• _Instructions for the task_: The word "squam" marks the lines to find; copy every such line from the data below.

• _Source records_:
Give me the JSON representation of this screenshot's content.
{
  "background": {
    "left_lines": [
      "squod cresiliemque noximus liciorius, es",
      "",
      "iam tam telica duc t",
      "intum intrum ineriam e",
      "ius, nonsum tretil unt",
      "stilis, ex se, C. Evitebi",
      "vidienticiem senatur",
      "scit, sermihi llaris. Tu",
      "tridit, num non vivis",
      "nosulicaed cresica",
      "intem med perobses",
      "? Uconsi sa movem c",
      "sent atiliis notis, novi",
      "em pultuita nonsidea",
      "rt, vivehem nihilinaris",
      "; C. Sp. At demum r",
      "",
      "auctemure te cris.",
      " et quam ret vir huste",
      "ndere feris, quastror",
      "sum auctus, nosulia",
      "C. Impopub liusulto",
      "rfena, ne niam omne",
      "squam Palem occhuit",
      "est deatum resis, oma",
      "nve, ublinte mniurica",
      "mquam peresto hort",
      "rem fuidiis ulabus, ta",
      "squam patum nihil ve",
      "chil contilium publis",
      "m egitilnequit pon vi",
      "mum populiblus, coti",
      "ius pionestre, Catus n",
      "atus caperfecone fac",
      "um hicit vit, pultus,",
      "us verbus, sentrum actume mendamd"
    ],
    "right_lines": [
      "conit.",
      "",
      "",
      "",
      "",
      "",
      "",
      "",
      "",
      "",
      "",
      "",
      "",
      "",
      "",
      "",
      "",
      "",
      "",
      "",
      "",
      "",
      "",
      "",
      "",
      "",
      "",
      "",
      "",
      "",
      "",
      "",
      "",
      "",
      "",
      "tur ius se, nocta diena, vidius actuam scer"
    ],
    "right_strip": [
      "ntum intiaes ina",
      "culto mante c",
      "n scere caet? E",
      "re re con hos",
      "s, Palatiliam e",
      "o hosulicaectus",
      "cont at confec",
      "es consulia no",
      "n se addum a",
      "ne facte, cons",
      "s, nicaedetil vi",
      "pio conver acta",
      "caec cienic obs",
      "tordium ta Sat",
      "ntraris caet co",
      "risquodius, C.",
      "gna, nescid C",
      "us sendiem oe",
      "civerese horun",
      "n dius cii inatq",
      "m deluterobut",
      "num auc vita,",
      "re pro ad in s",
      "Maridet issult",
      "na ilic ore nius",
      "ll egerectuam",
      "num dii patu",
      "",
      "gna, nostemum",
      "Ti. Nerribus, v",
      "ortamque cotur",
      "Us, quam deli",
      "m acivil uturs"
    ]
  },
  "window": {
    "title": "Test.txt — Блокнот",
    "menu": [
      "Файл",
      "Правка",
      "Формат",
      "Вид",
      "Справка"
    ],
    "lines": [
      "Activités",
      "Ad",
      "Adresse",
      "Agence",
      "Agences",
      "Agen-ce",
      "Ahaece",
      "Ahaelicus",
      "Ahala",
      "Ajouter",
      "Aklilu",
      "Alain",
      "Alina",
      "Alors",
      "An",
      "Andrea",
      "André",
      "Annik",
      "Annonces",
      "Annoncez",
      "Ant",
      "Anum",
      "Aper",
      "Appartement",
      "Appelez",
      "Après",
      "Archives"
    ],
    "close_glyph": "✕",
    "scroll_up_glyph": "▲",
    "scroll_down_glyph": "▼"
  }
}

• _Answer for the task_:
      "squam Palem occhuit",
      "squam patum nihil ve",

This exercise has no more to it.